▶ [Data section]:
::::::

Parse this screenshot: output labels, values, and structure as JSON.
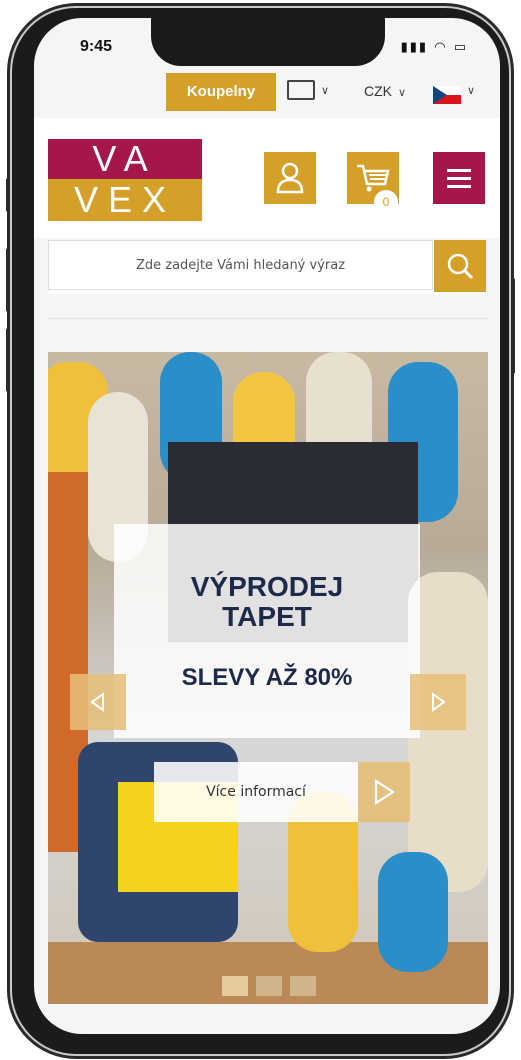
{
  "status_bar": {
    "time": "9:45"
  },
  "topbar": {
    "category_label": "Koupelny",
    "currency": "CZK"
  },
  "header": {
    "logo_top": "VA",
    "logo_bottom": "VEX",
    "cart_count": "0"
  },
  "search": {
    "placeholder": "Zde zadejte Vámi hledaný výraz"
  },
  "hero": {
    "title_line1": "VÝPRODEJ",
    "title_line2": "TAPET",
    "subtitle": "SLEVY AŽ 80%",
    "cta_label": "Více informací",
    "active_slide": 1,
    "slide_count": 3
  },
  "colors": {
    "brand_gold": "#d5a02a",
    "brand_red": "#a5174a",
    "text_dark": "#1e2a4a"
  },
  "icons": [
    "truck-icon",
    "chevron-down-icon",
    "flag-cz-icon",
    "user-icon",
    "cart-icon",
    "menu-icon",
    "search-icon",
    "arrow-left-icon",
    "arrow-right-icon",
    "play-arrow-icon"
  ]
}
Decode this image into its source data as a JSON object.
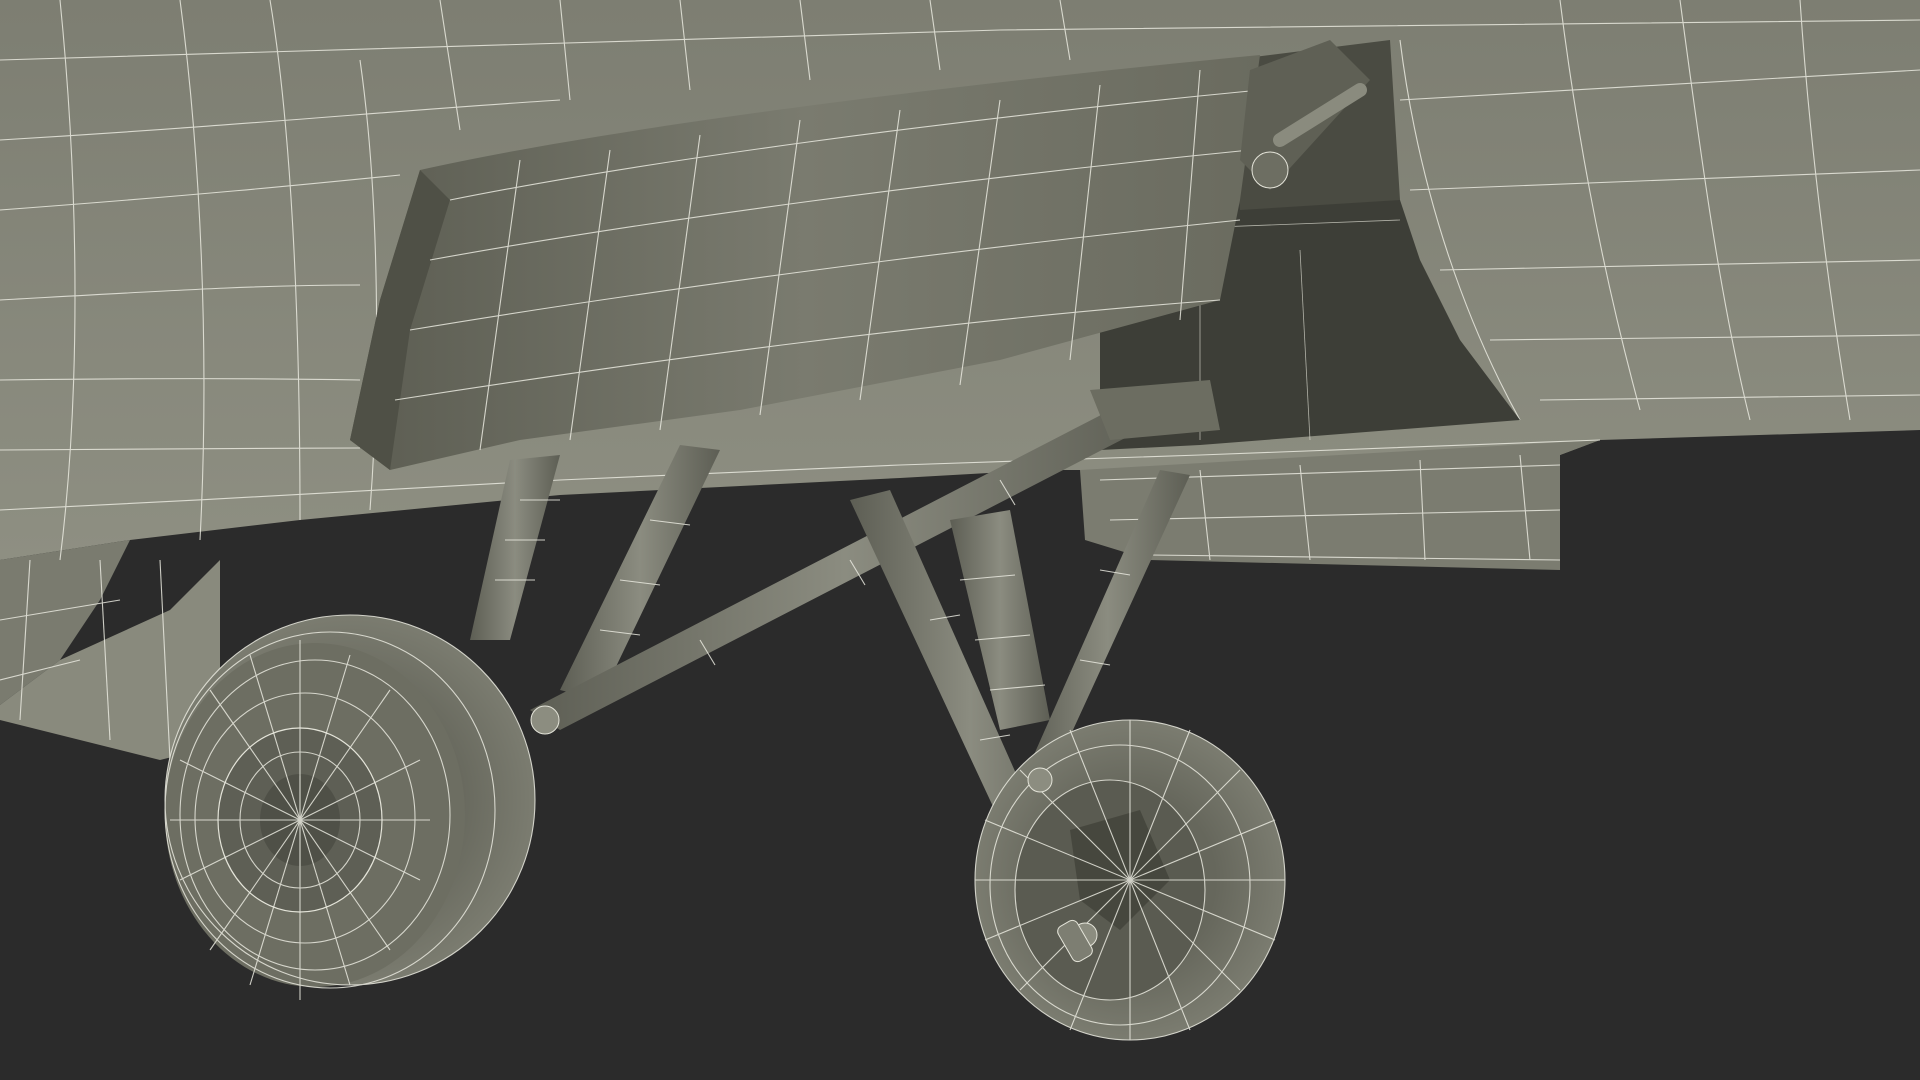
{
  "scene": {
    "subject": "wireframe-render",
    "colors": {
      "background": "#2b2b2b",
      "surface_light": "#86877a",
      "surface_mid": "#6f7064",
      "surface_dark": "#55564b",
      "bay_shadow": "#3d3e37",
      "wireframe": "#e9e9df"
    }
  }
}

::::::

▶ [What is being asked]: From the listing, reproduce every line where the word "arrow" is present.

▶ [Answer to the problem]:
    "arrow-left-icon",
    "arrow-right-icon",
    "play-arrow-icon"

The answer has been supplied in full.